If the 2015 nuclear deal is finalised, Iranian crude could “save a market that’s about to lose even more Russian barrels,” experts say.
The United States has failed to provide a response to the European Union’s proposal regarding the revival of the landmark 2015 nuclear deal, Iran’s foreign ministry spokesperson said on Monday.
At his weekly press conference, Nasser Kanaani spoke to the media and advised against discussing details or the ongoing next round of the Vienna talks as they have not yet occurred.
“The nuclear negotiations are awaiting an American response, and there is procrastination. We want a strong, good and sustainable agreement,” Kanaani said.
“So far there has been good relative progress, but there will be no agreement unless everything is agreed upon,” he added.
“America bears responsibility for the current situation and must deal responsibly and make its decision so that we can move to a new stage of negotiations,” Kanaani noted.
The potential restoration of the nuclear accord could see the release of billions of dollars in frozen Iranian funds as well as oil exports in return for Iran’s reduction of nuclear programme activities.
Iran delivered last week its response in writing to the EU on the latter’s latest draft in “due time based on its constructive and accountable approach,” Kanaani noted.
In its response, Tehran called on Washington to exercise more flexibility.
Pointing out Washington’s lack of response to the EU’s “final text”, Kanaani said talks should bear fruit once the European side announces it received a response from the US.
The EU had said its proposal was the “final text” of a possible agreement when it delivered it, essentially announcing a pause to negotiations.
On Sunday, US President Joe Biden, British Prime Minister Boris Johnson, French President Emmanuel Macron, and German Chancellor Olaf Scholz discussed the 2015 nuclear deal, formally known as the Joint Comprehensive Plan of Action (JCPOA), during a call meeting, the White House.
“They discussed ongoing negotiations over Iran’s nuclear program, the need to strengthen support for partners in the Middle East region, and joint efforts to deter and constrain Iran’s destabilising regional activities,” the report detailed.
The EU and US last week said they were “studying Iran’s response,” reports said.
The EU proposal, according to people familiar with the matter at hand, allegedly stipulates the lifting of sanctions against 150 economic institutions and 17 Iranian banks the day after a new agreement is signed, reports revealed.
It also says Tehran will “immediately begin to reverse the steps it took to advance its nuclear technology, which is now beyond the scope of what the United Nations nuclear watchdog, the International Atomic Energy Agency, and the deal’s original signatories say is acceptable,” the report added.
Washington unilaterally abandoned the JCPOA in May 2018 under the Trump administration’s “maximum pressure” campaign on Tehran. In turn, the US restored crippling sanctions, prompting Tehran to abandon restrictions on its nuclear programme about a year later.
Iran’s stockpile of enriched uranium now stands at 60% enrichment, which reports said is “its highest ever and a jump from the 3.67% limit set out by the JCPOA.”
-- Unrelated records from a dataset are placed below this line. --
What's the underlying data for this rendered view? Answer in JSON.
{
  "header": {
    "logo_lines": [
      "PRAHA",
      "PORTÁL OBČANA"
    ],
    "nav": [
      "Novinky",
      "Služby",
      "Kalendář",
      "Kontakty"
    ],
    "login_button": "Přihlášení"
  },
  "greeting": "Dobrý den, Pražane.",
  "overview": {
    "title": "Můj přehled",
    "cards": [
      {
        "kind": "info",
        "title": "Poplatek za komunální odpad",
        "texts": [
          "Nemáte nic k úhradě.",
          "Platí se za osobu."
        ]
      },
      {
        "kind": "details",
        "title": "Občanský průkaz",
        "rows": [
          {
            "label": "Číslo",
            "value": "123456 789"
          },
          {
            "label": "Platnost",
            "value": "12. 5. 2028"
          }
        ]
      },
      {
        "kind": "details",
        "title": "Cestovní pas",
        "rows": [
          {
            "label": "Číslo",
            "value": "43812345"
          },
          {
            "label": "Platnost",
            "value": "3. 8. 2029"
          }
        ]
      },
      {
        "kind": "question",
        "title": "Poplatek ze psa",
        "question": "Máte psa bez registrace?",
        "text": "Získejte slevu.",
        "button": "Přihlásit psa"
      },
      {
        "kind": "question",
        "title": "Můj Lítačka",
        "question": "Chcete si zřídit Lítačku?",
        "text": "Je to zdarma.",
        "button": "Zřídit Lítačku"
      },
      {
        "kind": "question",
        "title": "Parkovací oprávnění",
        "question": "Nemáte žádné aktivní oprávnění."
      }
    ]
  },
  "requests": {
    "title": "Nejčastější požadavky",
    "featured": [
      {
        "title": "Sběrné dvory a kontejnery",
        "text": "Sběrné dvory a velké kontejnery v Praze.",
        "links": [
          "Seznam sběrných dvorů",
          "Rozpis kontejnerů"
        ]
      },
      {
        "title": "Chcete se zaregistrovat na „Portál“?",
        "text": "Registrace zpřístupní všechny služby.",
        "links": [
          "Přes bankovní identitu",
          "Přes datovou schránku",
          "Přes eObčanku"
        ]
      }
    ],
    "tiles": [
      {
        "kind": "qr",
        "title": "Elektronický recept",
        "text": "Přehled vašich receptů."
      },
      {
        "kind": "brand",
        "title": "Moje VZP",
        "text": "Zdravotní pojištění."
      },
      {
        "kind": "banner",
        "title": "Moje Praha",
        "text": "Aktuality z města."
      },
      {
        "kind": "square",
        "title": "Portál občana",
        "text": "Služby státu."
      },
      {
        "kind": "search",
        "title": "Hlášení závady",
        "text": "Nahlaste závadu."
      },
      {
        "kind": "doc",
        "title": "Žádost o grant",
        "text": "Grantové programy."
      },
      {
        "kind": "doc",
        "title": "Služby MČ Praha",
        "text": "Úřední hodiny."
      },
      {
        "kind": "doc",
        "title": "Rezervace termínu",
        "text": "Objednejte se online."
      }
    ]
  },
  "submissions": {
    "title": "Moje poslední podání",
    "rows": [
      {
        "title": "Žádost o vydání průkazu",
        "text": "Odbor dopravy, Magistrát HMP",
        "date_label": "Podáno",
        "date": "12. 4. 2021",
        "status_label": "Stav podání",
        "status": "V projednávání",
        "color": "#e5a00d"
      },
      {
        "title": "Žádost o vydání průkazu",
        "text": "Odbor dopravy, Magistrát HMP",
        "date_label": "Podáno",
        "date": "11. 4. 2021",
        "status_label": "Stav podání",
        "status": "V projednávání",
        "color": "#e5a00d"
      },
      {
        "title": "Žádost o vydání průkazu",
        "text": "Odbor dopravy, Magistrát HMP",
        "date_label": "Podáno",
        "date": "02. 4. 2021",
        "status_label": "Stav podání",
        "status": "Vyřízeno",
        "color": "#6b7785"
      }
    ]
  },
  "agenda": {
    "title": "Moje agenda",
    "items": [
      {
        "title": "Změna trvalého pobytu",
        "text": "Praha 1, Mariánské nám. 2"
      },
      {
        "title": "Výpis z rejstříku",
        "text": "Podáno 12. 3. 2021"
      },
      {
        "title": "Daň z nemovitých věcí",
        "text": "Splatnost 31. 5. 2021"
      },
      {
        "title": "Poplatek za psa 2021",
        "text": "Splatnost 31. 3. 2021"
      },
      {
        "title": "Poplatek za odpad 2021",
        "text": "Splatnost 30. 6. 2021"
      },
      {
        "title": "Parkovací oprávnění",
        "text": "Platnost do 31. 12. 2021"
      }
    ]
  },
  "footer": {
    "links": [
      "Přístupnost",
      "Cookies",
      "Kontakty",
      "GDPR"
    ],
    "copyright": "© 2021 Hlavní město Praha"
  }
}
Iran will also be able to export 50 million barrels of oil per day within 120 days of the deal’s signing. The sources, who spoke on the condition of anonymity, added that the agreement also calls for the release of $7 billion in Iranian cash that are currently being held in South Korea.
Should the US withdraw from the nuclear accord once more, it will also be required to pay a fine, the text states, according to the anonymous sources.
This has been a sticking point for the Iranian side as it continues to demand assurances be put in place to ensure it receives compensation should any future US administration abandon the JCPOA.
“The main issue facing the revival of the deal is the guarantees requested from the Iranian side ensuring Iran will be compensated in case future US administrations decide to withdraw again from the deal and while no real solution has been put forth,” a regional diplomat told CNN last week.
Sources familiar with the proposed agreement informed Al Jazeera Arabic that the new arrangement will be carried out over the course of four phases spread over two 60-day intervals.
Reportedly, Tehran officially dropped a key “red line” condition that had been a major sticking point in efforts to revive the JCPOA, a senior administration official told CNN over the weekend.
In its response last week, the Islamic Republic “did not demand” that its paramilitary arm, Islamic Revolutionary Guard Corps (IRGC) be removed from the infamous State Department’s list of Foreign Terrorist Organisations, the official told CNN.
“The current version of the text, and what they are demanding, drops it,” the official said, adding that Washington had constantly rejected such a demand.
“So if we are closer to a deal, that’s why,” the official said, as reported by CNN.
Tehran has always maintained the position that any agreement to revive the JCPOA should result in the entire removal of the sanctions in a verifiable order.